PROBLEM DETAILS:
Check every line of the data below for the word "sure". Copy the ones that have it.

INFORMATION:

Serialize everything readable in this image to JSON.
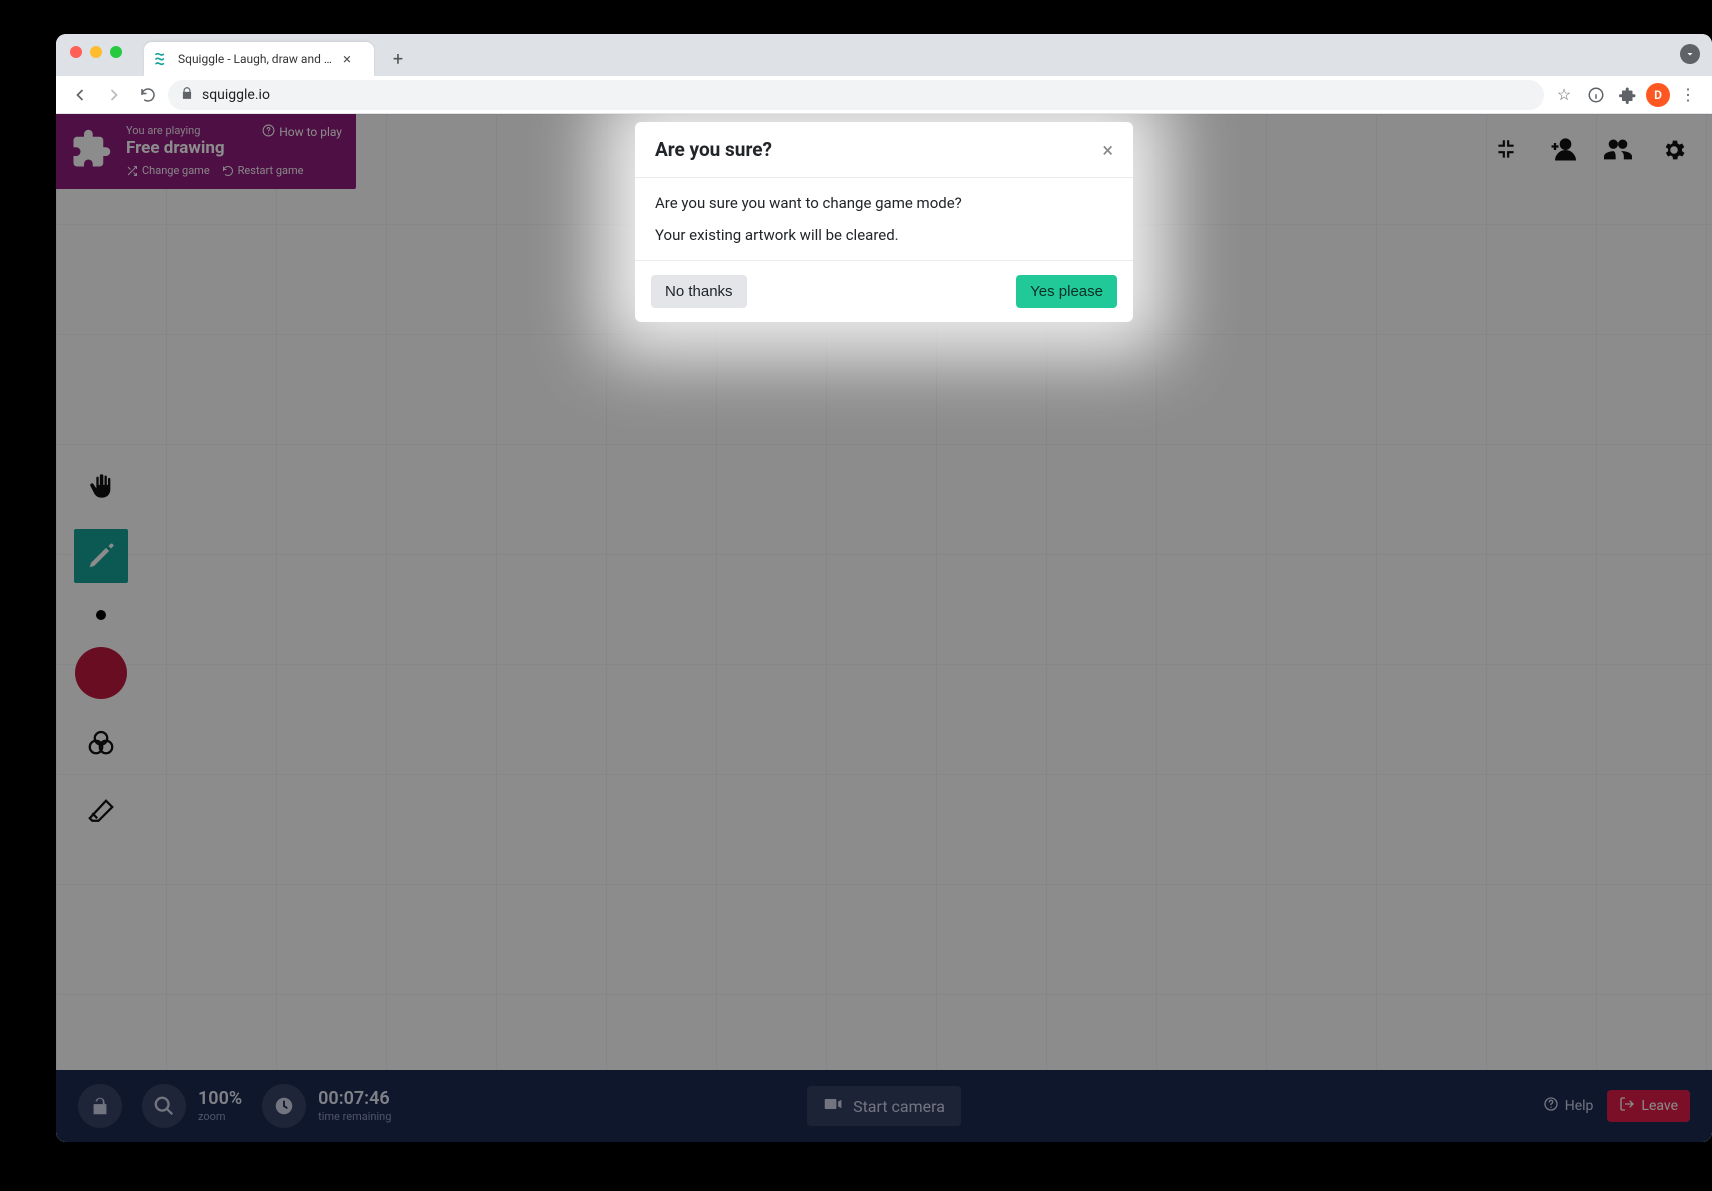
{
  "browser": {
    "tab_title": "Squiggle - Laugh, draw and pla",
    "url": "squiggle.io",
    "avatar_letter": "D"
  },
  "gamecard": {
    "line1": "You are playing",
    "title": "Free drawing",
    "how_to_play": "How to play",
    "change_game": "Change game",
    "restart_game": "Restart game"
  },
  "bottombar": {
    "zoom_value": "100%",
    "zoom_label": "zoom",
    "time_value": "00:07:46",
    "time_label": "time remaining",
    "start_camera": "Start camera",
    "help": "Help",
    "leave": "Leave"
  },
  "modal": {
    "title": "Are you sure?",
    "line1": "Are you sure you want to change game mode?",
    "line2": "Your existing artwork will be cleared.",
    "no": "No thanks",
    "yes": "Yes please"
  },
  "colors": {
    "swatch": "#bf1a3f",
    "tool_active": "#17a397"
  }
}
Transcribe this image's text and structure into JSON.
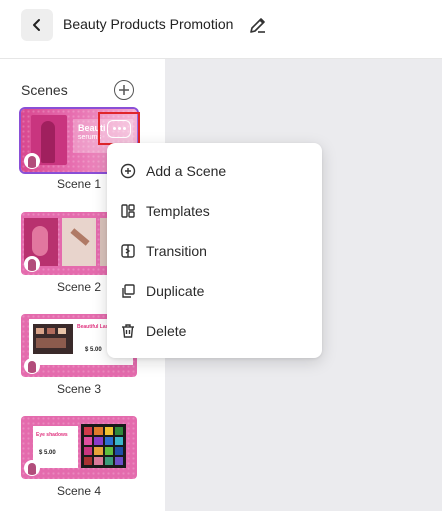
{
  "header": {
    "title": "Beauty Products Promotion"
  },
  "sidebar": {
    "heading": "Scenes",
    "scenes": [
      {
        "label": "Scene 1",
        "selected": true,
        "thumb_texts": [
          "Beauti",
          "serums"
        ]
      },
      {
        "label": "Scene 2"
      },
      {
        "label": "Scene 3",
        "thumb_texts": [
          "Beautiful Lashes",
          "$ 5.00"
        ]
      },
      {
        "label": "Scene 4",
        "thumb_texts": [
          "Eye shadows",
          "$ 5.00"
        ]
      }
    ]
  },
  "context_menu": {
    "items": [
      {
        "label": "Add a Scene",
        "icon": "plus-circle-icon"
      },
      {
        "label": "Templates",
        "icon": "templates-icon"
      },
      {
        "label": "Transition",
        "icon": "transition-icon"
      },
      {
        "label": "Duplicate",
        "icon": "duplicate-icon"
      },
      {
        "label": "Delete",
        "icon": "trash-icon"
      }
    ]
  },
  "colors": {
    "accent": "#8a4fd6",
    "highlight": "#e0252a",
    "thumb_pink": "#e46bad"
  }
}
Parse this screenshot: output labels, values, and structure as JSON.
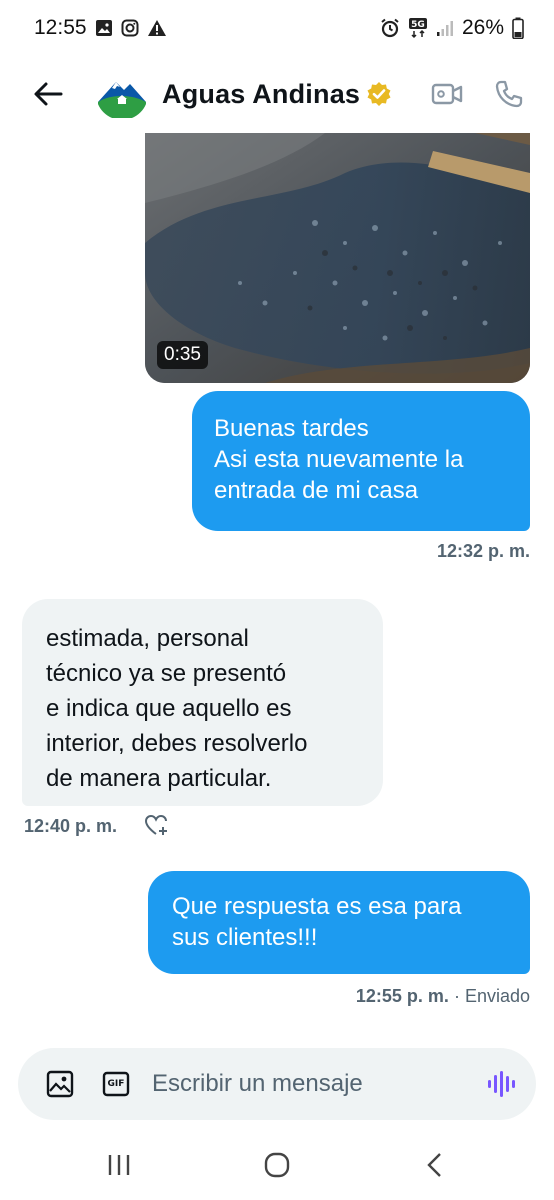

ANSWER BOX:
    "title": "Are you sure?",
    "line1": "Are you sure you want to change game mode?",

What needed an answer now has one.